After years of rapid growth, the exchange-traded fund universe is shrinking.
So far in 2020, the number of ETFs trading in the U.S. has declined by 15, a drop of less than 1%, according to data compiled by Bloomberg. While it’s just a tiny decline, if the trend holds for 2020, it would mark the first year ever to see a contraction in the number of ETFs.
The funds that are disappearing are mostly small, niche offerings that failed to gain much traction, and the coronavirus pandemic sealed their fate as investors sought out safety.
While the U.S. currently has about 2,165 ETFs, a handful of funds make up a large share of the $4 trillion market, with five ETFs currently holding more than $100 billion each. Most recently, the Invesco QQQ Trust Series 1, or QQQ, reached the milestone as bets on tech stocks soared.
“The ETF world is quite crowded,” said Nicholas Colas, co-founder of DataTrek Research, a New York-based newsletter publisher. “Once an industry gets fairly mature, you’re going to see that in periods of stress when AUM declines, some go away.”
This year, 68 new funds got off the ground, but 83 delisted, including the Forensic Accounting Long-Short ETF, the Invesco Shipping ETF and WisdomTree’s CBOE Russell 2000 PutWrite Strategy Fund. At this time last year, 83 ETFs had started trading and only 57 had closed, according to data compiled by Bloomberg.
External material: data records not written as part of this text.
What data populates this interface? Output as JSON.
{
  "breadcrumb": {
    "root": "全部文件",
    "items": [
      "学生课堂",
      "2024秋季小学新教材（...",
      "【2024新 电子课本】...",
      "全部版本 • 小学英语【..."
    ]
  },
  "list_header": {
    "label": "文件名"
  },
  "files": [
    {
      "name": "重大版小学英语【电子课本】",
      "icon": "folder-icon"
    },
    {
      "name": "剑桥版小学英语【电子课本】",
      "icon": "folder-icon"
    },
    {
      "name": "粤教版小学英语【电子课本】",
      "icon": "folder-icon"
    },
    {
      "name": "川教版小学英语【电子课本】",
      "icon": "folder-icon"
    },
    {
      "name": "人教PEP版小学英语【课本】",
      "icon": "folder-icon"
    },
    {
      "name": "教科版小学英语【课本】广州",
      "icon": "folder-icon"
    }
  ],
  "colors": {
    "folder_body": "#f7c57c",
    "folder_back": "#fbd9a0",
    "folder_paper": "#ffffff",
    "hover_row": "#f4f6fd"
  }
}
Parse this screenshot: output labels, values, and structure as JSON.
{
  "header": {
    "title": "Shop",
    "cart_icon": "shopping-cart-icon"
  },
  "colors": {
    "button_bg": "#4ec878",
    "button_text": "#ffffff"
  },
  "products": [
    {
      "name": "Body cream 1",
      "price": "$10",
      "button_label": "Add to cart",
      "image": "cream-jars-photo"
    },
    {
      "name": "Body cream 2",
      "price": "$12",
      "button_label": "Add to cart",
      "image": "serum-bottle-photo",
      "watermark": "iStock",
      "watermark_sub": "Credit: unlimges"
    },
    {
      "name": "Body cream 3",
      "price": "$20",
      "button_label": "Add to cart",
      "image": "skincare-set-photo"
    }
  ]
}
One reason for the recent drop-off in new funds is concern among issuers that any new offering would be lost amid all the focus on the coronavirus. But another factor behind the decrease is that it’s getting harder for new offerings to gain traction, Colas noted.
“Despite the growing suite of thematic, actively managed and smart-beta ETFs, the industry’s growth has been primarily driven by demand for a concentrated few low-cost or highly liquid ETFs,” said Todd Rosenbluth, head of ETF and mutual fund research at CFRA. “The pie has been expanding, but a handful of ETFs are taking extra slices.”
Celia Cazayoux, senior investment strategist at People’s United Advisors, is one of the managers favoring ETFs tracking larger swaths of the market, rather than more niche ones.
“I’m not surprised to see some kind of shakeout of things that maybe were a little too specialized and didn’t gain traction,” she said. “We’ve shied away from more specialized ETFs.”
Still, some firms are forging ahead with new products. American Century launched two long-awaited ETFs in April that use active management and operate under rules that allow them to avoid disclosing their holdings on a daily basis. One is focused on growth and the other on value.
Active ETFs could be an area of growth if investors seek out professional money managers to help them get through the market volatility, said Shawn Snyder, the head of investment strategy at Citi Personal Wealth Management.
“For some people, it might be more appealing to find an active investing approach right now,” Snyder said.